§ **Provided records**

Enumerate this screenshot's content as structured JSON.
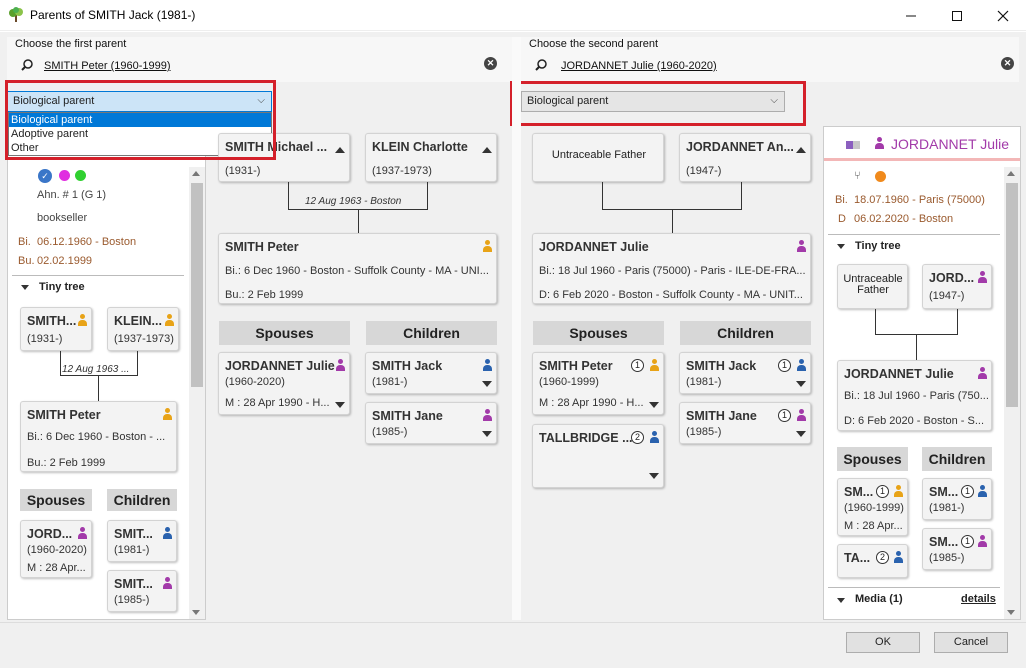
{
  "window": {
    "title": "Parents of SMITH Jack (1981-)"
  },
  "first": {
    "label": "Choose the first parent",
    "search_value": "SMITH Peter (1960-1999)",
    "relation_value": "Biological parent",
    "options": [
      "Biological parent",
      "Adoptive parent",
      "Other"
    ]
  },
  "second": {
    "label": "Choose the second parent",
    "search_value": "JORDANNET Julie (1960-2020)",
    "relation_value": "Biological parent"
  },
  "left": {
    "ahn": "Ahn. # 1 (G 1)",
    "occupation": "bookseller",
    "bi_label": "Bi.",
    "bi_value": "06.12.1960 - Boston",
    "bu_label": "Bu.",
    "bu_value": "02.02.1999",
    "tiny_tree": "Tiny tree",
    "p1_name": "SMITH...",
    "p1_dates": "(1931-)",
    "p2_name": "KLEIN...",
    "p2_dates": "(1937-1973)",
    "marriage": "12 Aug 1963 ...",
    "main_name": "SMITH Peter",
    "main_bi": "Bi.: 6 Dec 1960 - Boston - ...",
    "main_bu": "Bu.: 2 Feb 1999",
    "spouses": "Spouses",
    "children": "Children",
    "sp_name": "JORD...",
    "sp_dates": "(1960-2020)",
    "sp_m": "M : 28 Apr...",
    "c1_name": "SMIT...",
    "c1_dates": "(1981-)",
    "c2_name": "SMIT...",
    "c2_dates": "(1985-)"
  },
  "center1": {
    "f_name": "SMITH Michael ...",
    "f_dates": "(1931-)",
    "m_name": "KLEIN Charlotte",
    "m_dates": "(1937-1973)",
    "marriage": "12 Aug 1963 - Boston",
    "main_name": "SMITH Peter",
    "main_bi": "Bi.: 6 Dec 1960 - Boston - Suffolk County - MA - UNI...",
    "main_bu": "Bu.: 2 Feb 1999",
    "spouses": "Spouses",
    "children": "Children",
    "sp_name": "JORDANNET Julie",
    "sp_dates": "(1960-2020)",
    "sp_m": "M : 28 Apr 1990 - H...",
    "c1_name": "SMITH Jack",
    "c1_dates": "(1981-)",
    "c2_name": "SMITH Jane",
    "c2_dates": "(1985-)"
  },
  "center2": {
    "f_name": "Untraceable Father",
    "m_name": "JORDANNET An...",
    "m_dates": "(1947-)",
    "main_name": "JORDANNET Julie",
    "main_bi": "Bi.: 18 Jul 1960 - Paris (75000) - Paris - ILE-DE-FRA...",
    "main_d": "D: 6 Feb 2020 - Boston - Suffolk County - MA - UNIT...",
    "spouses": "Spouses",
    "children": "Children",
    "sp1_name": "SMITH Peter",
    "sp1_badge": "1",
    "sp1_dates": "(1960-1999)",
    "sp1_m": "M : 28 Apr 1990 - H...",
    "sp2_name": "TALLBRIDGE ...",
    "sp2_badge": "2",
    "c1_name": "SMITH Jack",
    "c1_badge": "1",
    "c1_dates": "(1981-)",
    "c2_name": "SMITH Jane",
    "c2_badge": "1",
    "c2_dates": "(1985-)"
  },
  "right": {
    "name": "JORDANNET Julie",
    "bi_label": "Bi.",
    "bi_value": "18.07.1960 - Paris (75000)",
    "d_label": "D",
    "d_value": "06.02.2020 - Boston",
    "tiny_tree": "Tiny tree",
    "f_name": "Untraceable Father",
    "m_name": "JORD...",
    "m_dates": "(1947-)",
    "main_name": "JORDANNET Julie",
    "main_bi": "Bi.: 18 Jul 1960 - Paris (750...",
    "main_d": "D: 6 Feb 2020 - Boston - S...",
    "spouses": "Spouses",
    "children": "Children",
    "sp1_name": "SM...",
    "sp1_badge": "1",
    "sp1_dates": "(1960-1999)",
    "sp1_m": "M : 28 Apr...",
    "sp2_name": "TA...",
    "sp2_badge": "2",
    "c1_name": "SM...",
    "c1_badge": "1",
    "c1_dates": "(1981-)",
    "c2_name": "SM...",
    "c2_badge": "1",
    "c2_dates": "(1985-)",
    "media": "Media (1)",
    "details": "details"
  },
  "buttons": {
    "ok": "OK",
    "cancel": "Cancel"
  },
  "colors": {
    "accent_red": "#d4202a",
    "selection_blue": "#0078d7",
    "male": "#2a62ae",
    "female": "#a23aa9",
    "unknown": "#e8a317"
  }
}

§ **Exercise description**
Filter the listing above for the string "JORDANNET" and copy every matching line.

§ **Exercise result**
    "search_value": "JORDANNET Julie (1960-2020)",
    "sp_name": "JORDANNET Julie",
    "m_name": "JORDANNET An...",
    "main_name": "JORDANNET Julie",
    "name": "JORDANNET Julie",
    "main_name": "JORDANNET Julie",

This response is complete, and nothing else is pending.